So Clark Kent became a blogger.
Yes, Superman’s mild-mannered alter-ego left the Daily Planet in late October to hunch himself in front of a glowing screen and peck out stories for the Internet. When he’s not punching other aliens, of course.
As a print journalist, when I learned of the move made by the world’s most famous journalist—I don’t think I’m exaggerating by saying that—I lamented the loss of even a fictional member of the corps. Kent did take up the online mantel on principle, believing the overall print industry to be drifting from its core values, which I have to grudgingly applaud.
In Superman issue 13—part of DC’s “New 52” reimagining of its classic heroes—Clark Kent spoke about the press standing up for, literally, truth, justice, and the American way as part of an impromptu speech made to his boss, who’s pushing him to research the flashy Superman instead of city code violations.
“Growing up in Smallville,” Kent says, “I believed that journalism was an ideal, as worthy and important as being a cop, a fireman—a teacher or a doctor.
“I was taught to believe you could use words to change the course of rivers—that even the darkest secrets would fall under the harsh light of the sun.
“But facts have been replaced by opinions.
“Information has been replaced by entertainment.
“Reporters have become stenographers.
“I can’t be the only one who is sick at the thought of what passes for the news today.”
His passionate words fizzle in a disinterested newsroom; instead of inspiring his fellow journalists to back him up, he earns an invitation to have security escort him from the building.
As much as my journalistic sensibilities were ruffled (because ethics are great and all, but a blogger?), I was perhaps more disheartened as a geek. A Superman who doesn’t work at the Daily Planet just isn’t Superman.

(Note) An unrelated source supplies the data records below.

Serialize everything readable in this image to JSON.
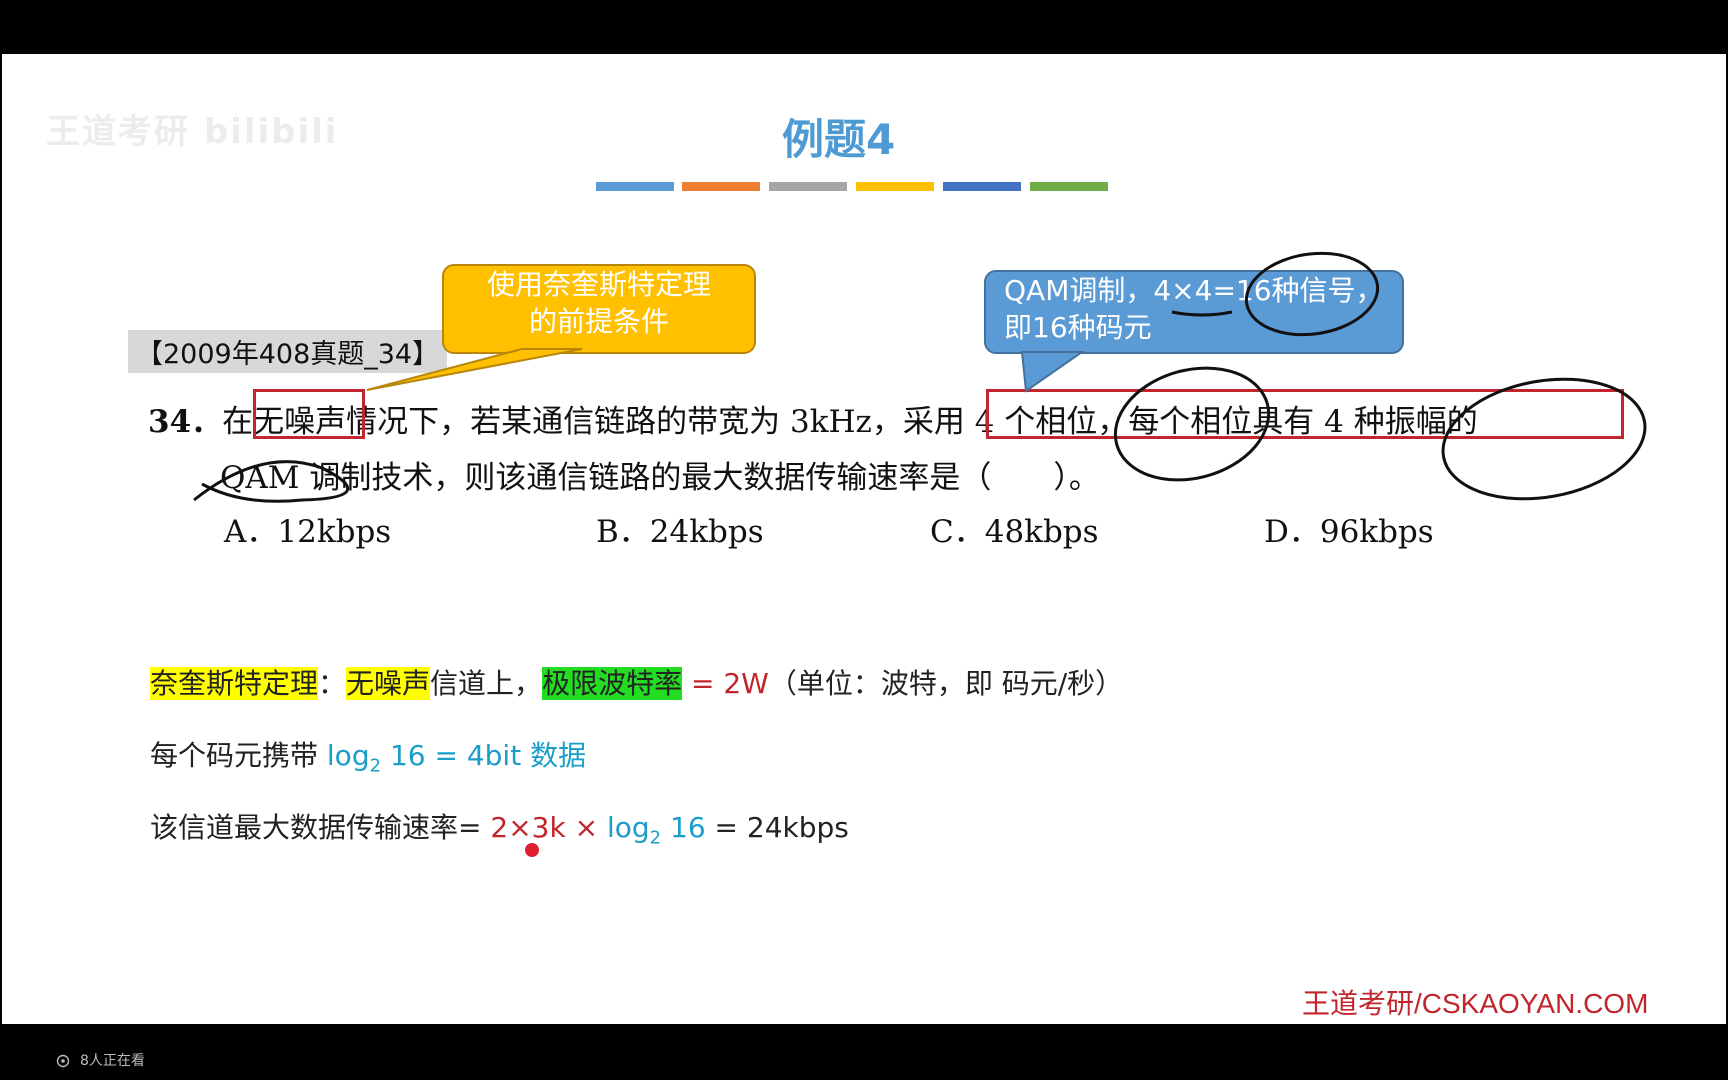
{
  "slide": {
    "logo_text": "王道考研 bilibili",
    "title": "例题4",
    "color_bars": [
      "#5b9bd5",
      "#ed7d31",
      "#a5a5a5",
      "#ffc000",
      "#4472c4",
      "#70ad47"
    ],
    "source_label": "【2009年408真题_34】",
    "callout_left": {
      "line1": "使用奈奎斯特定理",
      "line2": "的前提条件"
    },
    "callout_right": {
      "line1": "QAM调制，4×4=16种信号，",
      "line2": "即16种码元"
    },
    "question": {
      "number": "34．",
      "line1_a": "在",
      "line1_b": "无噪声",
      "line1_c": "情况下，若某通信链路的带宽为 3kHz，",
      "line1_d": "采用 4 个相位，每个相位具有 4 种振幅",
      "line1_e": "的",
      "line2": "QAM 调制技术，则该通信链路的最大数据传输速率是（　　）。",
      "options": [
        "A．12kbps",
        "B．24kbps",
        "C．48kbps",
        "D．96kbps"
      ]
    },
    "solution": {
      "line1": {
        "t1": "奈奎斯特定理",
        "t2": "：",
        "t3": "无噪声",
        "t4": "信道上，",
        "t5": "极限波特率",
        "t6": " = 2W",
        "t7": "（单位：波特，即 码元/秒）"
      },
      "line2": {
        "t1": "每个码元携带 ",
        "t2": "log",
        "t3": "2",
        "t4": " 16 = 4bit 数据"
      },
      "line3": {
        "t1": "该信道最大数据传输速率",
        "t2": "= ",
        "t3": "2×3k × ",
        "t4": "log",
        "t5": "2",
        "t6": " 16",
        "t7": " = 24kbps"
      }
    },
    "footer": "王道考研/CSKAOYAN.COM"
  },
  "viewer": {
    "count_text": "8人正在看"
  }
}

After my knee came back down from the jerk position, I thought a bit more. About all the geeky heroes and universes I enjoy, from casual interest (honestly, Superman) to outright dress-up-for-the-convention behavior (Star Trek).
Geekery is, on some level, driven by a feeling of ownership. Of personalization. I like X, Y, and Z (Lord of the Rings, Harry Potter, and Batman, if you must know) because I somehow connect with the characters, the narrative, the world. That’s my connection, but that’s also probably the biggest fiction of all.
I don’t expect my friends to remain static, to never grow or change. And they don’t. Sometimes the relationship adapts, and sometimes it starts to dissolve.
In the worst-case scenarios, there can be feelings of disappointment. Even betrayal. But it’s generally for the best. Because I’m not the same person I used to be, either. I don’t have all the same friends now as I did when I was first wearing Underoos. I’ve changed, and I would resent anyone who told me I had to stay the same, always.
Similarly, a franchise can’t survive on nostalgia alone. It’s inevitable that our childhood heroes will be rebooted and repackaged. Sure, sometimes that means Jar-Jar Binks lopes his gangly self onto the screen, but sometimes Heath Ledger paints his face up and terrorizes Gotham City.
And really, a fresh set of eyes on a beloved icon isn’t always a bad thing. Compare the more recent Doctor Whos (Doctors Who?) to the early days of Daleks exterminating their way across TV screens. Or the early-2000s launch of Battlestar Galactica.
We can’t hold too tightly to the past, because we’ll miss out on the possibilities the future promises. Maybe Clark Kent’s blogs will change the—nah, I can’t go that far. The geek in me may be willing to give Krypton’s wayward son some leeway, but the journalist in me isn’t ready to go that far yet.
Executive Editor Ryan Miller realizes he could be making new friends and enemies with this column. Contact him at email@example.com.